Task item: Where an entry holds an image, skip the image but reproduce the rest word for word.

Dataset excerpts:
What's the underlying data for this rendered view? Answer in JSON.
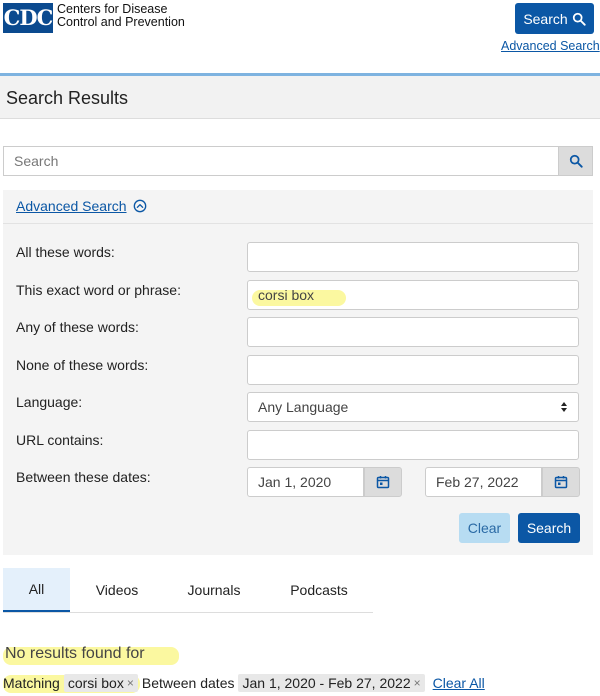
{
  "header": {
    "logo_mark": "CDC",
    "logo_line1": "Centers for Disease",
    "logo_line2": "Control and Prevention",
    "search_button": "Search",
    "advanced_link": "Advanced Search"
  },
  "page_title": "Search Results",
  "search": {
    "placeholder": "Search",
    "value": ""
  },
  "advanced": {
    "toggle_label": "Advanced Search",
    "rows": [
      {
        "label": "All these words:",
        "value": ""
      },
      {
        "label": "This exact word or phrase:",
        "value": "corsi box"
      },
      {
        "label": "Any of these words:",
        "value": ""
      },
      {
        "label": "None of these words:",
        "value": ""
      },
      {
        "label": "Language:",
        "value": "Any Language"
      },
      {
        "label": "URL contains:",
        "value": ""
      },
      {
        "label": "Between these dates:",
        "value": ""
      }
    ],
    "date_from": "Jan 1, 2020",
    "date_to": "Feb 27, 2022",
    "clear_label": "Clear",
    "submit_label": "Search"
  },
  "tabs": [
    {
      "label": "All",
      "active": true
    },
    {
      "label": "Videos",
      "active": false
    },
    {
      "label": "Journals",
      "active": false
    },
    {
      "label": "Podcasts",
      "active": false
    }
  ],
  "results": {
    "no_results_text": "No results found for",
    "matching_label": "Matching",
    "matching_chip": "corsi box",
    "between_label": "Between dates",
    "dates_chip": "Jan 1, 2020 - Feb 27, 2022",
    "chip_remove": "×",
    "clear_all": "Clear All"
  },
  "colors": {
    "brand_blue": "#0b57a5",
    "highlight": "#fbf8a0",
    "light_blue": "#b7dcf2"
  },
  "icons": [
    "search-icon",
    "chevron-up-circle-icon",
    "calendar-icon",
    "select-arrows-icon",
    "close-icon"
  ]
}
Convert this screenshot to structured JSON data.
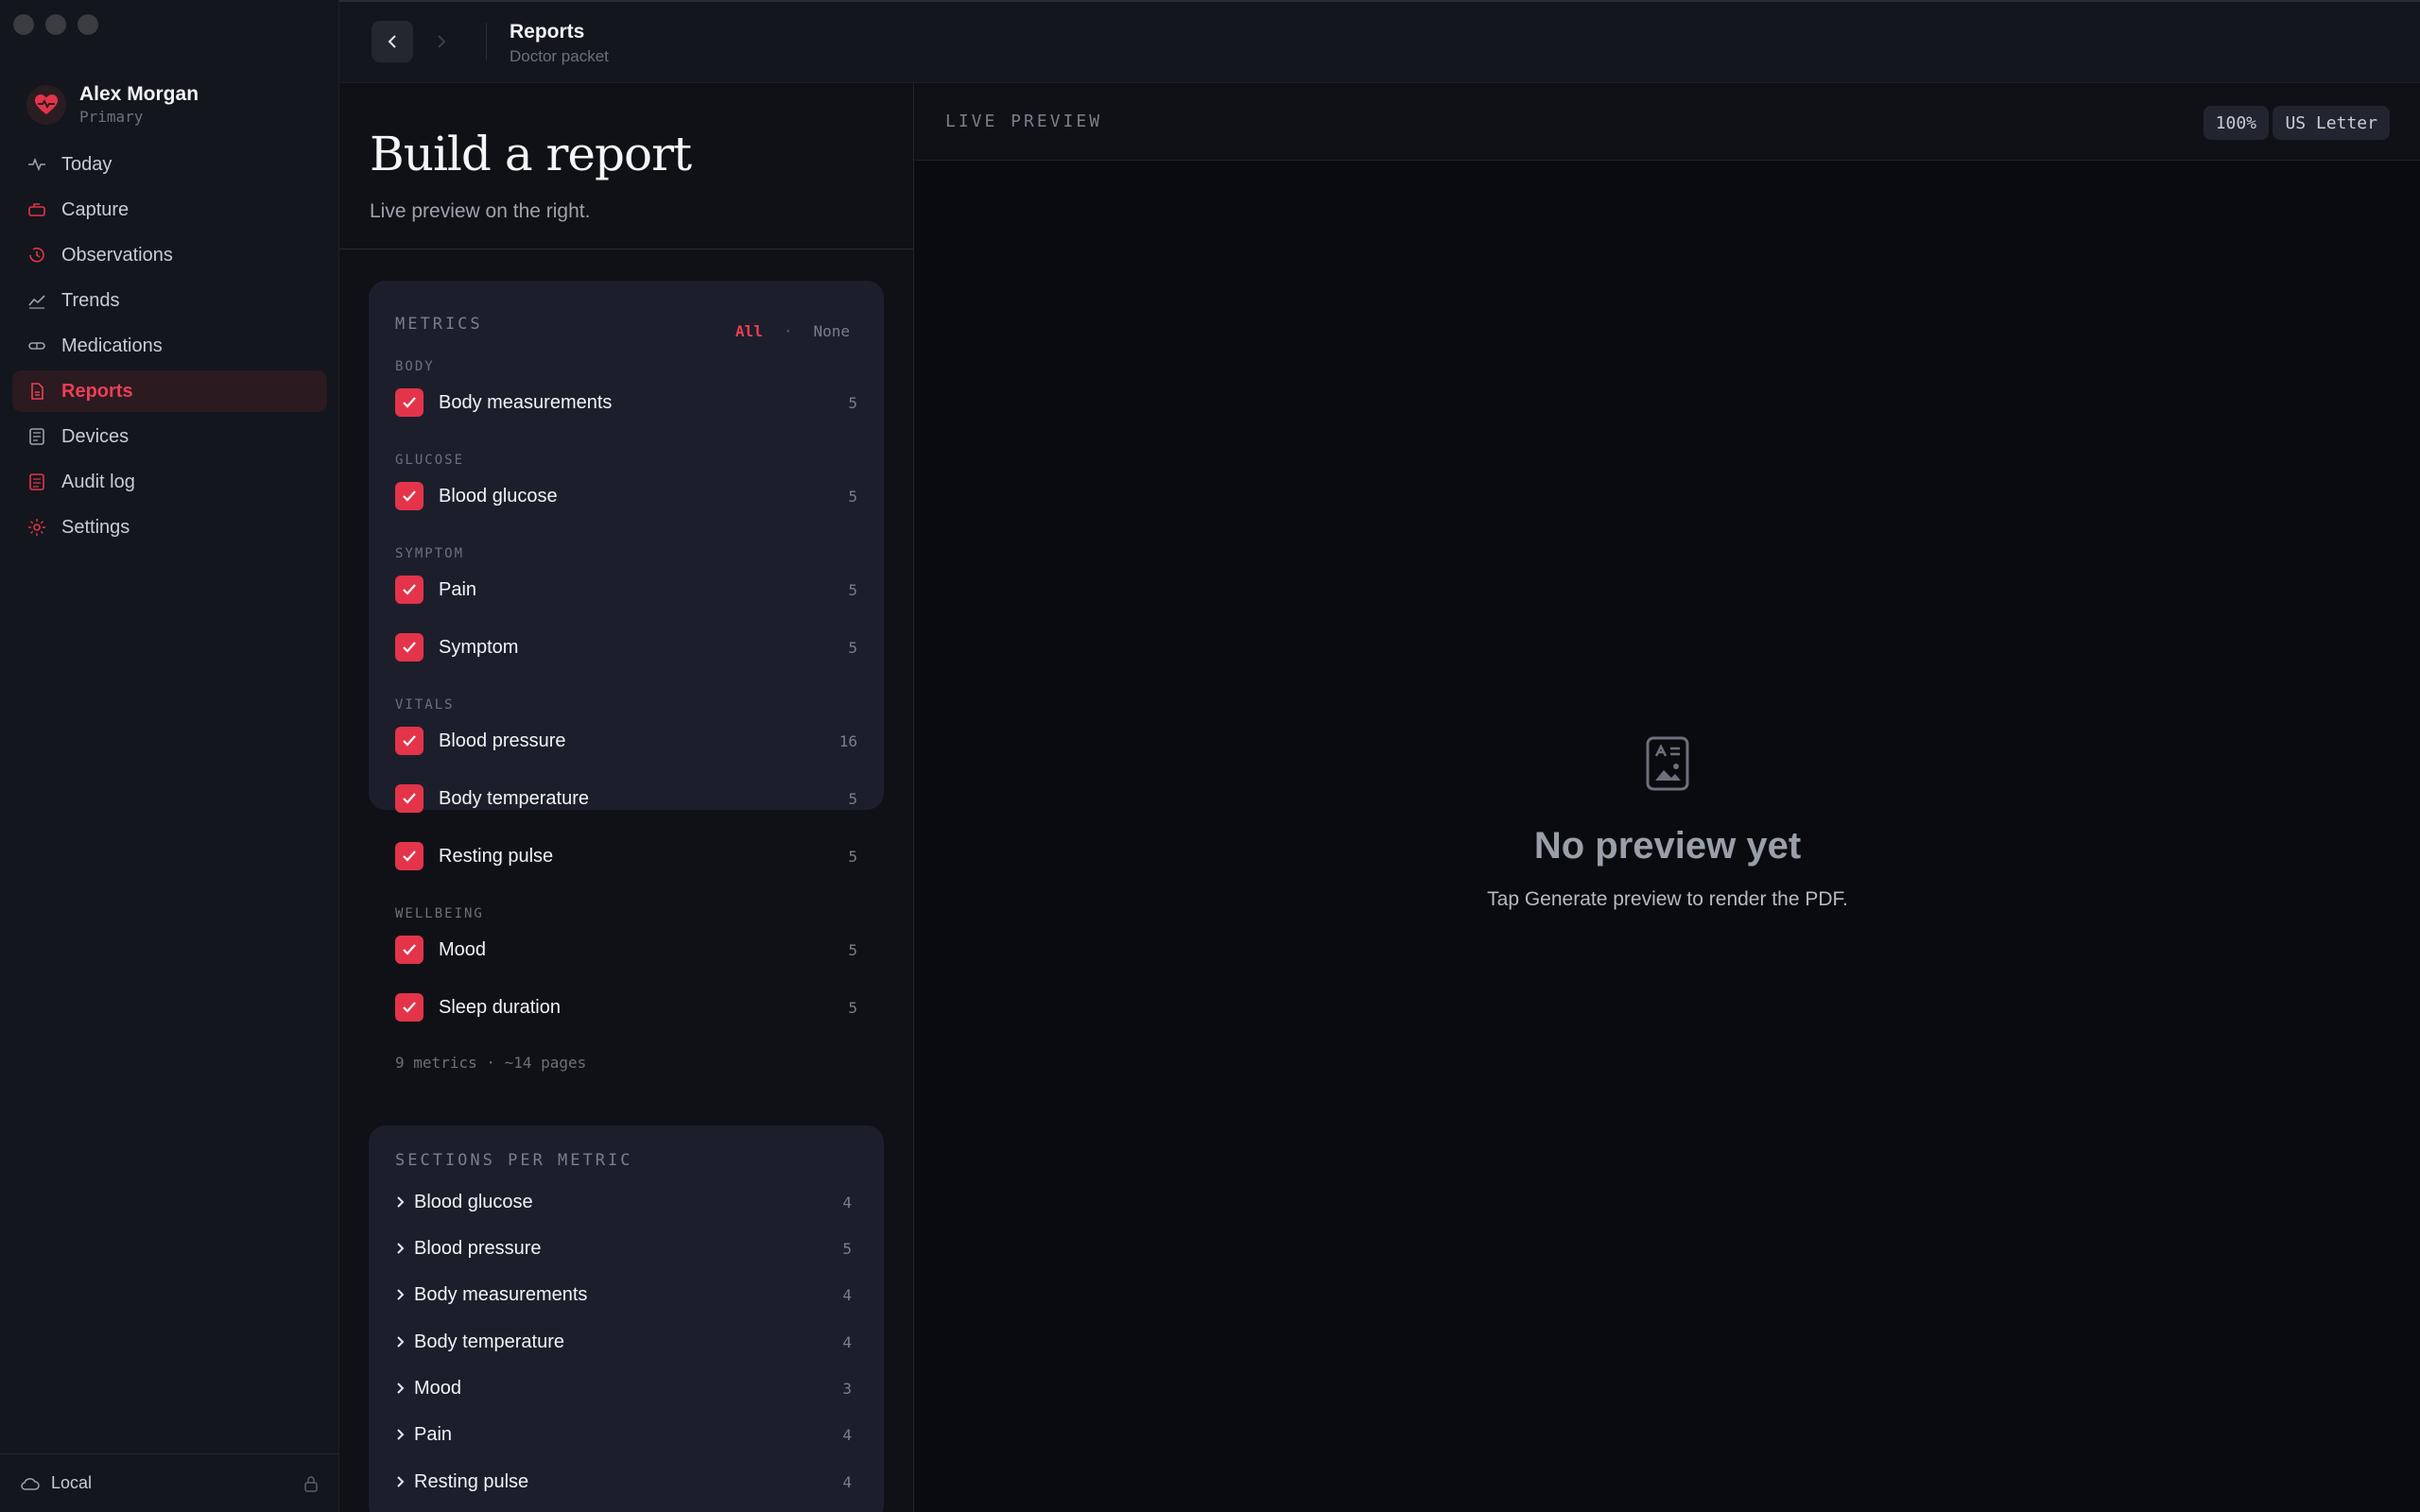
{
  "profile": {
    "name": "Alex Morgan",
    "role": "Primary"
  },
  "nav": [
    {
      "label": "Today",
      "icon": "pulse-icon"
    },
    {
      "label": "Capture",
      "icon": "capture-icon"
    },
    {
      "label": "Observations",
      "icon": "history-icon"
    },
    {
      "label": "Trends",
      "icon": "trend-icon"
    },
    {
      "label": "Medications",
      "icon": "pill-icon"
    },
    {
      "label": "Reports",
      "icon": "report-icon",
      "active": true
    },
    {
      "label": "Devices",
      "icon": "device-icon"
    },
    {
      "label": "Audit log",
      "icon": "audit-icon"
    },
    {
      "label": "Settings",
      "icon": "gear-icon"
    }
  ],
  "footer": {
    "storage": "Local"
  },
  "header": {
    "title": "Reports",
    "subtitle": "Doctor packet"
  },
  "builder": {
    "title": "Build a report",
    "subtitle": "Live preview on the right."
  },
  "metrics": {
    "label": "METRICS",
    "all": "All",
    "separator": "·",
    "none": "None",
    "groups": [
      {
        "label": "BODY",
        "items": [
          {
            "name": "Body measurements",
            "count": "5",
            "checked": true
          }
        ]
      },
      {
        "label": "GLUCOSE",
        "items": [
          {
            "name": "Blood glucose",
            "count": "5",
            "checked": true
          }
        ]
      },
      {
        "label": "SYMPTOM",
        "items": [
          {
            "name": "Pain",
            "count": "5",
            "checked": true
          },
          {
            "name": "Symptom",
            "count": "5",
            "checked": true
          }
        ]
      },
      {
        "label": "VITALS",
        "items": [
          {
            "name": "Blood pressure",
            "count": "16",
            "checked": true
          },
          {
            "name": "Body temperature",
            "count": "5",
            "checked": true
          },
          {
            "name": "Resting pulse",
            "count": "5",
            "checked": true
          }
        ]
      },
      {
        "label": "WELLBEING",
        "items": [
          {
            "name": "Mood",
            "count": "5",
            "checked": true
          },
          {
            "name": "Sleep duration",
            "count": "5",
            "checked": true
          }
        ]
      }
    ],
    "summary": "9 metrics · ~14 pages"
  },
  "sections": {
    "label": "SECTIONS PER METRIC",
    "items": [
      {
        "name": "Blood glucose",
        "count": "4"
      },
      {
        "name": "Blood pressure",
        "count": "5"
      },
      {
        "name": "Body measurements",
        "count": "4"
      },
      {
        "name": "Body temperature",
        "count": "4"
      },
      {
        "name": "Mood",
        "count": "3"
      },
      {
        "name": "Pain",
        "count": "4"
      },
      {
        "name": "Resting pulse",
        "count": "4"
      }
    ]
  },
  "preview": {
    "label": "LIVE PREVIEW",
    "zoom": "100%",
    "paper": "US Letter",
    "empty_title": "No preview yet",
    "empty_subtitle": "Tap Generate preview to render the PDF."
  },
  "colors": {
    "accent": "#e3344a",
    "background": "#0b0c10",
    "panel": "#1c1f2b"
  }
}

Task answer:
What's the underlying data for this rendered view? Answer in JSON.
{
  "header": {
    "logo_mark": "CDC",
    "logo_line1": "Centers for Disease",
    "logo_line2": "Control and Prevention",
    "search_button": "Search",
    "advanced_link": "Advanced Search"
  },
  "page_title": "Search Results",
  "search": {
    "placeholder": "Search",
    "value": ""
  },
  "advanced": {
    "toggle_label": "Advanced Search",
    "rows": [
      {
        "label": "All these words:",
        "value": ""
      },
      {
        "label": "This exact word or phrase:",
        "value": "corsi box"
      },
      {
        "label": "Any of these words:",
        "value": ""
      },
      {
        "label": "None of these words:",
        "value": ""
      },
      {
        "label": "Language:",
        "value": "Any Language"
      },
      {
        "label": "URL contains:",
        "value": ""
      },
      {
        "label": "Between these dates:",
        "value": ""
      }
    ],
    "date_from": "Jan 1, 2020",
    "date_to": "Feb 27, 2022",
    "clear_label": "Clear",
    "submit_label": "Search"
  },
  "tabs": [
    {
      "label": "All",
      "active": true
    },
    {
      "label": "Videos",
      "active": false
    },
    {
      "label": "Journals",
      "active": false
    },
    {
      "label": "Podcasts",
      "active": false
    }
  ],
  "results": {
    "no_results_text": "No results found for",
    "matching_label": "Matching",
    "matching_chip": "corsi box",
    "between_label": "Between dates",
    "dates_chip": "Jan 1, 2020 - Feb 27, 2022",
    "chip_remove": "×",
    "clear_all": "Clear All"
  },
  "colors": {
    "brand_blue": "#0b57a5",
    "highlight": "#fbf8a0",
    "light_blue": "#b7dcf2"
  },
  "icons": [
    "search-icon",
    "chevron-up-circle-icon",
    "calendar-icon",
    "select-arrows-icon",
    "close-icon"
  ]
}
Convert this screenshot to structured JSON data.
{
  "profile": {
    "name": "Alex Morgan",
    "role": "Primary"
  },
  "nav": [
    {
      "label": "Today",
      "icon": "pulse-icon"
    },
    {
      "label": "Capture",
      "icon": "capture-icon"
    },
    {
      "label": "Observations",
      "icon": "history-icon"
    },
    {
      "label": "Trends",
      "icon": "trend-icon"
    },
    {
      "label": "Medications",
      "icon": "pill-icon"
    },
    {
      "label": "Reports",
      "icon": "report-icon",
      "active": true
    },
    {
      "label": "Devices",
      "icon": "device-icon"
    },
    {
      "label": "Audit log",
      "icon": "audit-icon"
    },
    {
      "label": "Settings",
      "icon": "gear-icon"
    }
  ],
  "footer": {
    "storage": "Local"
  },
  "header": {
    "title": "Reports",
    "subtitle": "Doctor packet"
  },
  "builder": {
    "title": "Build a report",
    "subtitle": "Live preview on the right."
  },
  "metrics": {
    "label": "METRICS",
    "all": "All",
    "separator": "·",
    "none": "None",
    "groups": [
      {
        "label": "BODY",
        "items": [
          {
            "name": "Body measurements",
            "count": "5",
            "checked": true
          }
        ]
      },
      {
        "label": "GLUCOSE",
        "items": [
          {
            "name": "Blood glucose",
            "count": "5",
            "checked": true
          }
        ]
      },
      {
        "label": "SYMPTOM",
        "items": [
          {
            "name": "Pain",
            "count": "5",
            "checked": true
          },
          {
            "name": "Symptom",
            "count": "5",
            "checked": true
          }
        ]
      },
      {
        "label": "VITALS",
        "items": [
          {
            "name": "Blood pressure",
            "count": "16",
            "checked": true
          },
          {
            "name": "Body temperature",
            "count": "5",
            "checked": true
          },
          {
            "name": "Resting pulse",
            "count": "5",
            "checked": true
          }
        ]
      },
      {
        "label": "WELLBEING",
        "items": [
          {
            "name": "Mood",
            "count": "5",
            "checked": true
          },
          {
            "name": "Sleep duration",
            "count": "5",
            "checked": true
          }
        ]
      }
    ],
    "summary": "9 metrics · ~14 pages"
  },
  "sections": {
    "label": "SECTIONS PER METRIC",
    "items": [
      {
        "name": "Blood glucose",
        "count": "4"
      },
      {
        "name": "Blood pressure",
        "count": "5"
      },
      {
        "name": "Body measurements",
        "count": "4"
      },
      {
        "name": "Body temperature",
        "count": "4"
      },
      {
        "name": "Mood",
        "count": "3"
      },
      {
        "name": "Pain",
        "count": "4"
      },
      {
        "name": "Resting pulse",
        "count": "4"
      }
    ]
  },
  "preview": {
    "label": "LIVE PREVIEW",
    "zoom": "100%",
    "paper": "US Letter",
    "empty_title": "No preview yet",
    "empty_subtitle": "Tap Generate preview to render the PDF."
  },
  "colors": {
    "accent": "#e3344a",
    "background": "#0b0c10",
    "panel": "#1c1f2b"
  }
}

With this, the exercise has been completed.